Let us not fall into temptation...
The Pope has authorised changed to the Italian translation of the Our Father.
Instead of saying “lead us not into temptation”, it will say “do not let us fall into temptation”.
The new wording was approved by the general assembly of the Episcopal Conference of Italy last month. It will appear in the third edition of the Messale Romano, the liturgical book that contains the guiding texts for Mass.
The Pope said in 2017 he believed the wording should be altered and on the face of it, it is not hard to see why; the Pope argues that
“It is not a good translation because it speaks of a God who induces temptation. I am the one who falls. It’s not him pushing me into temptation to then see how I have fallen. . .It’s Satan who leads us into temptation, that’s his department”I'm sure we can all see where the Pope is coming from, but quite a lot of Catholics are not happy. Take Fr Tim Finigan for example:
Father Tim gives us more detail on his blog where he explains:My dear lay people, I am sorry to retweet this filth, but I just wanted to reassure you that you really do not need to scruple about saying the Our Father with the words you were taught as a child. Use them to pray for the Church. https://t.co/486BR3k2yF— Fr Timothy Finigan (@FatherTF) June 10, 2019
What is unfamiliar to us is that in the 16th century, temptation also had a wider meaning of testing or trial. Nowadays we would not generally be understood if we used the word in this wider sense.
Understanding the narrowing use of the word “temptation” also helps us to understand the phrase “lead us not into temptation.” We know that God does not entice us to sin, allure us to evil, or lead us into any feelings or desires that will cause us to sin. If we know that “temptation” in 16th century English can also mean test or trial, it is easy to see that when we pray “lead us not into temptation,” we are asking God not to put us to the test or lead us into a time of trial. (We don't need to change the translation of "lead us not" - to propose that is to miss the point.)Interestingly, the noted British classical scholar Dr. Mary Beard has also found herself puzzled by the Pope's decision as she notes here. Her problem is that the Pope says it is a "bad translation":

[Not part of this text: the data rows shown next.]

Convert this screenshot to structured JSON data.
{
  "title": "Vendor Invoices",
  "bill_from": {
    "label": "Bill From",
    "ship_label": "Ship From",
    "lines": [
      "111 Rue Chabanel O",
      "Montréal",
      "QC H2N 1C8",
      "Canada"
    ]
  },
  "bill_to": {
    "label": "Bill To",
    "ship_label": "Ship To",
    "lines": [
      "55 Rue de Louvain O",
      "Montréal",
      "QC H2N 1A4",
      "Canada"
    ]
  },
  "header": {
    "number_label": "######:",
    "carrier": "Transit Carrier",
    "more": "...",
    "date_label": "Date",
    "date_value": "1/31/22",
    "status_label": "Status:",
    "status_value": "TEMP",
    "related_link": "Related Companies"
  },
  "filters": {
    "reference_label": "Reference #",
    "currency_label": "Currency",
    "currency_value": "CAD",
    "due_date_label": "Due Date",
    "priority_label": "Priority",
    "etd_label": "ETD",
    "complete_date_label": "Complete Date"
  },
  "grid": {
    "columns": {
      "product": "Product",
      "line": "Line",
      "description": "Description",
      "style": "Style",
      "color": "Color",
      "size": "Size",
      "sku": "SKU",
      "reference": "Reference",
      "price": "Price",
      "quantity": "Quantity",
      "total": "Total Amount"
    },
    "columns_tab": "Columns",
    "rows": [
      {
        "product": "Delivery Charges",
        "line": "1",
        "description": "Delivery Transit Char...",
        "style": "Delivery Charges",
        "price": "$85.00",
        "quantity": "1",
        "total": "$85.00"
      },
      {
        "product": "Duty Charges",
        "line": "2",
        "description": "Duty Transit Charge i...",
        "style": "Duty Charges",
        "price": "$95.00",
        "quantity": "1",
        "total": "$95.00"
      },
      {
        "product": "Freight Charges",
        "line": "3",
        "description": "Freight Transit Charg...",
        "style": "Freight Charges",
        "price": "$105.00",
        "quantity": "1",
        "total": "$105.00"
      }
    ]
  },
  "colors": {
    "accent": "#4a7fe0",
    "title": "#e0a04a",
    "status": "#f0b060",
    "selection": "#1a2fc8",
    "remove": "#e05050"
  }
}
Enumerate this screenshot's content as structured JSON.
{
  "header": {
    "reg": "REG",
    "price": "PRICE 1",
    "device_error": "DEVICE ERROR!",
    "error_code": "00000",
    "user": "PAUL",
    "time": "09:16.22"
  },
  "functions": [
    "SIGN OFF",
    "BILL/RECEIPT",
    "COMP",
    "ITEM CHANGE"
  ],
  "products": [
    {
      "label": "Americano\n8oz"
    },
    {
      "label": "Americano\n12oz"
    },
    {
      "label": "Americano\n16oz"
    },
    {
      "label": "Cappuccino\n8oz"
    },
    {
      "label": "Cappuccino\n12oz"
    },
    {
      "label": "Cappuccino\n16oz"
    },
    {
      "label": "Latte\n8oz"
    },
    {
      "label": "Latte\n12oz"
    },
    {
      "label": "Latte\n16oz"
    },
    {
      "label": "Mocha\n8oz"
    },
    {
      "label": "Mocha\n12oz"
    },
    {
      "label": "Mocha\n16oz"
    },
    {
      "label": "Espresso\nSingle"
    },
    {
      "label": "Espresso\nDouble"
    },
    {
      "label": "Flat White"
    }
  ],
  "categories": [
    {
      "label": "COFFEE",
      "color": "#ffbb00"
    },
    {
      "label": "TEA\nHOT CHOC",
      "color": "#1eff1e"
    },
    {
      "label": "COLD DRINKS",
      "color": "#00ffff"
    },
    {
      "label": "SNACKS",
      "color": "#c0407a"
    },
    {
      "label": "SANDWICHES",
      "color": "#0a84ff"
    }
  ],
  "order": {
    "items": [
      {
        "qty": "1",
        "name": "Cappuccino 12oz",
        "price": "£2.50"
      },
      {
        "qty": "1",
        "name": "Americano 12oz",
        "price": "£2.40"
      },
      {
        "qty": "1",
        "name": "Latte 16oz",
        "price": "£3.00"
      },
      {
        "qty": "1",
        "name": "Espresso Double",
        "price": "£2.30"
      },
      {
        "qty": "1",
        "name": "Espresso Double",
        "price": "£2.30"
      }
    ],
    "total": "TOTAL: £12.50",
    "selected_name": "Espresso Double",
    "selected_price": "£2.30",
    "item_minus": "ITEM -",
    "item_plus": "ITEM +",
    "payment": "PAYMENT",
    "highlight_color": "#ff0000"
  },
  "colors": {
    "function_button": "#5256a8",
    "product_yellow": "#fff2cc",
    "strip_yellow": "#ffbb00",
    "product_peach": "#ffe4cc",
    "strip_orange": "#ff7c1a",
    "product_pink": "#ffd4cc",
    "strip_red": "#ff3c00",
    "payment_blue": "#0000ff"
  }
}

If we want to meditate on this clause of the Our Father, we might consider the example of Our Lord in the garden of Gethsemane. He was subjected to the greatest trial and testing, that of taking on His own shoulders the sins of the world. In His anguish, he cried “My Father, if it be possible, let this chalice pass from me” (Mt 26:39) and then added “Nevertheless not as I will, but as thou wilt.” He was put to the test and asked the Father to spare Him. We ask the same in the Lord’s prayer, knowing that sometimes the answer will be “No.”
Mark [the evangelist] is pretty clear here, and it is along the lines of the old version. Pope Francis may not like it theologically, but it looks as close as you can get to the earliest (Greek) version we have.She has a good point, doesn't she? We can't just change the words of Jesus because they do not sound right to the modern ear. Indeed I would suggest this sets a very dangerous precedent! Surely there is more to be gained by the fostering of an approach which guards the original version, explains that it needs to be read with hermeneutical guidance, and teaches the correct understanding? I would go as far as to say it presents us with an opportunity for evangelisation even?
‘Not a good translation’ indeed! Doesn't say what I want it to, more like.